Tilting the glass towards his lips, she offered him the water. She could see the fight of fear versus need in his head, but finally the need won out. Screwing up his courage, the foal inched forward till his lips were to the cup. She expected him to take it in his hooves, she wouldn't have been surprised if he had used his magic, but instead he just sat there waiting for her to feed him.

What have they done to you?

Slowly she tilted the glass, letting the colt drink deeply. She watched his eyes for any sign of when she should stop, but the glass emptied first, a little wedge of orange tumbling down and hitting his nose. Looking cross-eyed at the offending fruit, he sucked it into his mouth, then spit out the rind before backing away from the cup. She couldn’t help but grin at the foal’s contented smile.

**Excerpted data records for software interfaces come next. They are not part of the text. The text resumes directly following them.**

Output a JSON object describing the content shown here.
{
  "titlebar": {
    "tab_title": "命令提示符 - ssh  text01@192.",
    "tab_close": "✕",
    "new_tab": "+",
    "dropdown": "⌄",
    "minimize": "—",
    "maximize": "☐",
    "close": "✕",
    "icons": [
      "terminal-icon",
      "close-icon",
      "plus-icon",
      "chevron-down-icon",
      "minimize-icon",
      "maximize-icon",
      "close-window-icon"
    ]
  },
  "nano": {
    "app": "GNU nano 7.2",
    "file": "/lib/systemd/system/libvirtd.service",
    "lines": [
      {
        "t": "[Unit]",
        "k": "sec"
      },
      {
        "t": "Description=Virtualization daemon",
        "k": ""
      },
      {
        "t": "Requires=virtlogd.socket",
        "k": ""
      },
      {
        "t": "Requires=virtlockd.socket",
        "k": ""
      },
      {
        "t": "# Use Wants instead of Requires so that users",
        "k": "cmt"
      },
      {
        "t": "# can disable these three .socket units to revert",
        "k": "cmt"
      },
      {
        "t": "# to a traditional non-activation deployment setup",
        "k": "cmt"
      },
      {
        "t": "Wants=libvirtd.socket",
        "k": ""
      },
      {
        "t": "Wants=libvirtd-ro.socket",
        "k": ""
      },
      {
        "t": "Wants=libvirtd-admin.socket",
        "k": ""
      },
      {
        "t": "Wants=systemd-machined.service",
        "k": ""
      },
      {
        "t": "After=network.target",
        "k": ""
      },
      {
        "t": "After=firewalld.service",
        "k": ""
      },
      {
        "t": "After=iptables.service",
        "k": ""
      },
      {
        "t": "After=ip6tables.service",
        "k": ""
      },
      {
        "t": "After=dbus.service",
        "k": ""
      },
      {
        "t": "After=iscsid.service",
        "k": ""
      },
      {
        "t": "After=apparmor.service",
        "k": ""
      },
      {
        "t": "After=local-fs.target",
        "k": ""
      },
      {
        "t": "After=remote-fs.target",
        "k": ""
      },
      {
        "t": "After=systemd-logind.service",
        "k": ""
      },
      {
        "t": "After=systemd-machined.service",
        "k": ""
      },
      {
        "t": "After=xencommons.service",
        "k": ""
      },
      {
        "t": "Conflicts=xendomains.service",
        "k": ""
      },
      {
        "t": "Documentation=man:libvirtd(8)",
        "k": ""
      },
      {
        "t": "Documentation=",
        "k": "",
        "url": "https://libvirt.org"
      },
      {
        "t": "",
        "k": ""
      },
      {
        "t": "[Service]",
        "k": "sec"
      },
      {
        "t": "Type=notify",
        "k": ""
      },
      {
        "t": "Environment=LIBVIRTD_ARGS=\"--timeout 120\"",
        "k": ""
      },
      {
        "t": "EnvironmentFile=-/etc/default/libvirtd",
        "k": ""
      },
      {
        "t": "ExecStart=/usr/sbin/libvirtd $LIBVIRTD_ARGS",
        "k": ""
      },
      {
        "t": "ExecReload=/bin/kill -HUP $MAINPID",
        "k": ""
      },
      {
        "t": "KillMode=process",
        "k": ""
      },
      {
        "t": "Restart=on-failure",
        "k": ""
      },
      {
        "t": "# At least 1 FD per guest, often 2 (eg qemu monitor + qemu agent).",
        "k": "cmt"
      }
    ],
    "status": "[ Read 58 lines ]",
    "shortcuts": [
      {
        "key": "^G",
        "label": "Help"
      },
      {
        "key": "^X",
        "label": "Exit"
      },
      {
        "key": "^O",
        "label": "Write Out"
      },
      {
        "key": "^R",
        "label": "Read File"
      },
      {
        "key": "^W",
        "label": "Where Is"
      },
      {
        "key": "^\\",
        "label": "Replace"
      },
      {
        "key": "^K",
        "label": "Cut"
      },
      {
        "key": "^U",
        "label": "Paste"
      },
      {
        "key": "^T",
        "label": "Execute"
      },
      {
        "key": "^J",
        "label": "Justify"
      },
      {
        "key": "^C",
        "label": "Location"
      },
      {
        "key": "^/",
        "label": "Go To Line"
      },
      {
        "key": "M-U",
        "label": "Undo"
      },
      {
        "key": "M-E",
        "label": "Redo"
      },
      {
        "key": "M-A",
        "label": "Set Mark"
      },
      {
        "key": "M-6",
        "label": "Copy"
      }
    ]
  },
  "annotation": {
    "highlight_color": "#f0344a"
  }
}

“Better?”

The foal chirped something, then gave her a little bow. The words were lost to her, but she understood a “Thank you,” nonetheless.

They sat again in silence for a moment. The foal no longer wilting under her stare, she took the opportunity to get a proper look at him. Her first guess of age had been a bit young, but not by much. Healthy and well proportioned, the olive and brown colt would grow into a handsome stallion. His eyes, now free of fear, were bright and inquisitive, examining her as intently as she was him. When his gaze fixed on her horn, it lingered there longer than it had the rest of her. The tilt in his head made his curiosity almost comical.

Leaning towards the bed, she lowered her head, till her horn was next to him. He seemed almost reverent towards her horn. She had expected him to touch it, but he only studied it with his eyes. After a moment, he backed away. Pointing a hoof to her horn, he made a little gesture, then reached up and touched his own horn. It was a question, “Am I the same?”

Dumbfounded, Celestia sat back upright. She swallowed a lump in her throat, and nodded. ‘He has never seen another unicorn? What kind of life has he had, to not know his own tribe? He must have thought himself strange.’ There was some relief in seeing that he understood her nod as a yes, but it did little to slow her mind in imagining what kind of neglect the foal must have endured.

She needed to take him down to the clinic. He looked healthy, but she wanted a professional to confirm it. If they found signs of long term abuse; she would personally flip Canterlot upside down to find the monster that had done it.

Holding her forehooves out, she beckoned for the foal to let her pick him up. “Let’s go for a walk. You probably want to run around a bit anyway.”

The foal gave her an apprehensive glance. He hadn’t understood her words, but the body language was clear. Celestia feared he would slip back into his catatonic state, but whatever trust she had built with him let him step into her forelegs.

With a gentle motion, she lifted him off the bed, and set him on the floor. His legs wobbled a bit before firming up beneath him. Looking up at the world around him, his eyes went wide and his breath quickened. Celestia knew a panic attack when she saw one: Twilight had given her all the education she needed there. Giving the foal space, she sat down, making herself as still and calm as possible.

He had been comfortable up on the bed, but as soon as he was on the floor, he panicked.’ Celestia chewed over what that could mean, while the colt regained himself. Soon enough, he looked up at her, and chirped out something. Striding over to the door, she opened it, and motioned for him to follow.

The colt sighed, giving the door a steely look. One step, then another: he had neither rhythm nor grace in his gait. Slowly, he made his way past her, and out into the hall.

Again Celestia’s mind swam. ‘Did they lock him in a box all his life?’ Taking a knee, she motioned for him to climb on her back, but a shake of his head told her he wanted to walk himself. ‘Yes, I suppose he would rather walk.’